Translating the paper planes of Origata into a graphic surface of plated steel, the men’s, women’s and multi-purpose facilities envelop visitors in a feeling of safety. “I realized that what enables each user a comfortable experience,” says Tamura, “boils down to safety, privacy and urgency.”
With this bold urban icon — fitted with enclosed lockable washrooms and separate vanities, both effortlessly concealed by a dramatic entrance — she delivers.
Fumihiko Maki is no stranger to crafting unique landmarks — take his sombre and evocative Aga Khan Museum in Toronto, for instance. At the popular neighbourhood locale Ebisu East Park in Shibuya, the legendary architect (now in his early 90s) opted for a more humble edifice.
For the site, colloquially dubbed “Octopus Park” due to a nearby piece of playground equipment in the visage of the creature, Maki’s lavatory riffs on this aquatic inspiration. A graceful canopy folds over four pavilions — three dedicated to individual lavatories, while the last frames a wash stand — that alternate in transparency from crisp, opaque white to frosted glass. Maki’s distinct restraint is carried through within. Monochromatic fixtures, fitting and materials creating a white-out effect as light washes in from clerestory windows.
“We wanted this facility to function not only as a public restroom,” says the architect, “but as a public space that serves as a park pavilion equipped with a rest area.” To that end, one of the refined masses has an integrated bench lining its exterior, inviting guests to take a seat while waiting for a vacancy. Finally, a small tree is situated at the heart of the washroom courtyard or “decentralized layout,” further bridging the new structure with the green space beyond.

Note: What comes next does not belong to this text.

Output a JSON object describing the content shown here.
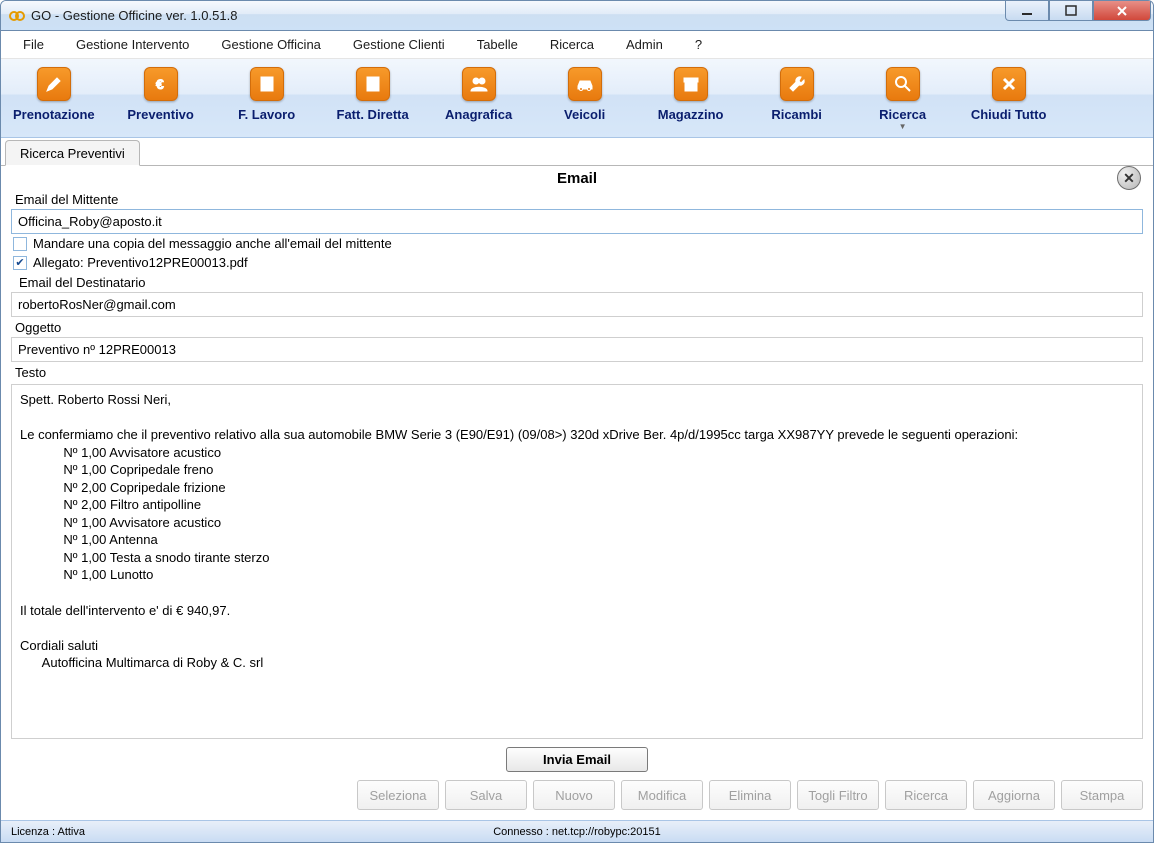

Just south west of Maki’s airy structure, Wonderwall‘s principal and founder Masamichi Katayama made a sharp departure with his grounded, almost primordial facility. Inspired by early Neolithic Japanese toilets — modest structures of compacted earth and wood — the designer conceived a self-described “ambiguous space” comprised of 15 intersecting concrete walls.
Patterned with the remnants of wood formwork and metal reinforcements, the washroom pavilion appears as “an object that stands casually in the park,” according to Katayama. At night, its radiating fins are animated by a vertical strop of light that emphasizes its platonic and elemental forms. And, like its siblings, it features a dedicated men’s, women’s and unisex toilet in its fortress-like scheme.
“The design,” he concludes, “creates a unique relationship in which users are invited to interact with the facility as if they are playing with a curious piece of playground equipment.” With this austere and deeply meditative offering, Katayama nonetheless embeds a certain sense of charm with every flush.
For his second vibrant design, Ban further plays with the innate properties of glass. According to the architect, there are two central concerns for anyone using a public toilet: “The first is cleanliness,” says Ban, “and the second is whether anyone is inside.”
Like its sister facility only two blocks south, the new structure in Haru No-Ogawa Community Park embraces the latest technology to shift from translucent to opaque once occupied, allowing passersby to see if the loo is currently in use and for city maintenance to easily check if the site could use a scrubbing.
Though the washroom may appear slightly futuristic when contrasted with its lush setting, the pavilion is nonetheless a nod to Japanese culture. “At night, the facility lights up the park like a beautiful lantern,” explains Ban. Rarely do public washrooms relay such careful execution. And, even rarer, such poetic intentions.
Renowned Japanese creatives Shigeru Ban, Fumihiko Maki and more craft high-design loos for the metropolis’ Shibuya city.